Architecture, civil engineering, engineering, fortifications, Malta, Military architecture, military engineering, structural engineering
Republication from militaryarchitecture.com
Mdina, circa 1565, showing position of gateways and early Hospitaller bastions
Mdina’s medieval gate.
Perhaps the most visible and most evident vestige of the medieval defences of Mdina is Greeks Gate, or Porta Grecorum. Although this was not the main entrance into the city, but merely a porta falsa, or secondary gateway that went down directly into the land front ditch, it is nonetheless the only complete medieval entrance in all of the Maltese islands to have survived to the present day and, therefore, tells us much about the nature and workings of fortified medieval entrances.
Byzantine, Crusaders, Crusades, medieval warfare, Military architecture, military engineering, Military history, Saracens, structural engineering, Syria, Templar Order, templars
Republication from Militaryarchitecture.com
Plan of Tartous citadel and fortified city.
Although largely famous today for its role as a Templar fortress during the time of the Crusades, the site had been equally renowned in antiquity for its strategic and military importance. Tartous was originally founded by the Phoenicians to complement the more secure but the less accessible settlement on the island of Arwad. For a long time it served a secondary role to Arwad, itself a major centre in Seleucid and Roman times. As a matter fact its classical name of Ataradus (meaning ‘anti-Aradus’ or ‘the town facing Aradus’ or Arwad) reflected this secondary role.
Augustus, engineering, Evora, Iberian Peninsula, Lusitania, Portugal, Roman Empire, Romans, Rome, structural engineering, temple
Republication from Following hadrian (by Carole Raddato)
The Roman Temple of Évora (Templo romano de Évora), also referred to as the Templo de Diana (although there is no basis in fact for this designation) is an ancient temple in the historic city of Évora, Portugal. The temple is part of the historical centre of the city, which was included in the classification by UNESCO as a World Heritage Site.
In 57 BC, the city was conquered by the Romans who renamed it Liberalitas Julia and expanded it into a walled town. The temple is believed to have been built around the first century AD and was probably erected in honour of emperor Augustus. It was built in the main public square (forum) of Liberalitas Julia.
The temple has undergone numerous changes throughout history. What remains of this structure today is the podium, almost completely preserved and made of granite blocks, an intact colonnade along its northern facade consisting of six columns, four columns to the east and four columns on its western facade.
The Roman Temple of Évora, the northern facade consisting of six columns
© Carole Raddato
The Roman Temple of Évora
© Carole Raddato
aqueduct, Caesarea Maritima, engineering, Hadrian, Herod, Holy Land, Israel, Judaea, Roman army, Roman Empire, Romans, Rome, structural engineering, Tel Aviv

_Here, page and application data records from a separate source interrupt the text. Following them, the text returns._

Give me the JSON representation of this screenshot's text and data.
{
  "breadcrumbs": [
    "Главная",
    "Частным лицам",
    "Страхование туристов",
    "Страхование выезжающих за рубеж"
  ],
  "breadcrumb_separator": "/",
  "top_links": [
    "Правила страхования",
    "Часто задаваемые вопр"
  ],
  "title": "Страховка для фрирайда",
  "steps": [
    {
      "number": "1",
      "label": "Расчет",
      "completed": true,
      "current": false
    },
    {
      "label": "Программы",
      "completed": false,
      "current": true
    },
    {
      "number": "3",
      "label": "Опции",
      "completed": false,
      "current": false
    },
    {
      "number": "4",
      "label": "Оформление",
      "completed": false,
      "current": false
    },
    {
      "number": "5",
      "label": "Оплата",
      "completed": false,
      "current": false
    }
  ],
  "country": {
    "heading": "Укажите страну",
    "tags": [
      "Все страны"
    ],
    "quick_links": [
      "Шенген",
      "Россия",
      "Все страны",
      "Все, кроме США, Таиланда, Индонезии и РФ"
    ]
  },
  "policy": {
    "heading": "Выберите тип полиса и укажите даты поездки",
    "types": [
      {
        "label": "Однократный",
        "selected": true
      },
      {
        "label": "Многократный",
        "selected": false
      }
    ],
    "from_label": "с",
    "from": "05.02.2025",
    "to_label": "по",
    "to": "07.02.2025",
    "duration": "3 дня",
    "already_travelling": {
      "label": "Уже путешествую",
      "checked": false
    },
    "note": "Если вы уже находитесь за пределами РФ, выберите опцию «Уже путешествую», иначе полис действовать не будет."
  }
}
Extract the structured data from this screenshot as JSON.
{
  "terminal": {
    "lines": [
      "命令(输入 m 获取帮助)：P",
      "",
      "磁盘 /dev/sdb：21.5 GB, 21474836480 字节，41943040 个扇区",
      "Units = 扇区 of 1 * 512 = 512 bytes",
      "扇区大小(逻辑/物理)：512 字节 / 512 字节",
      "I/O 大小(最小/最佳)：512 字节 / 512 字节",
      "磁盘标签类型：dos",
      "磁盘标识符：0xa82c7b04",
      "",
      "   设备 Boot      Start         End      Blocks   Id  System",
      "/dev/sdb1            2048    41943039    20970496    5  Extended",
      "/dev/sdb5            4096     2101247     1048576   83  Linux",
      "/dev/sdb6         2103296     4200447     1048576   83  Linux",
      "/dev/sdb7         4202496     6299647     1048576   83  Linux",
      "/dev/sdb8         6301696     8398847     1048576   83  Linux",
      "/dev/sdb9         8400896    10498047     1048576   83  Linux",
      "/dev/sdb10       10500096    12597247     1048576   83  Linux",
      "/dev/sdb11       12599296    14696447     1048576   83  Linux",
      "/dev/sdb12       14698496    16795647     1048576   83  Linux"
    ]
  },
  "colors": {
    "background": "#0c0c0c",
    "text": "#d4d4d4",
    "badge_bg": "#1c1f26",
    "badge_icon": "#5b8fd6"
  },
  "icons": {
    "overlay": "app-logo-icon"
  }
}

Republication from Following hadrian
Caesarea Maritima is perhaps one of Israel’s most famous attractions. Its ruins are located by the sea-shore of Israel about half way between Tel Aviv and Haifa. It is the site of one of the most important cities of the Roman World, the capital of the province of Judaea. The city was founded between 22 and 10 BC by Herod the Great (37-4 BC) as an urban centre and harbor on the site of the earlier Straton’s Tower. The city has been populated through the late Roman and Byzantine era. Today, Caesarea is a large and beautiful national park and a fascinating place to visit while exploring the Holy Land.
Herod the Great’s palace and circus, Caesarea
© Carole Raddato
The Judaean port of Caesarea had no reliable source of fresh water when construction on the city began around 22 BC. King Herod commissioned a raised aqueduct to deliver water from the springs near Shuni, 16 kilometers north-east of Caesarea Maritima. Today, the most impressive part of the Herodian aqueduct (known as the high-level aqueduct I) can be seen on the beach of Caesarea, north of the ancient city.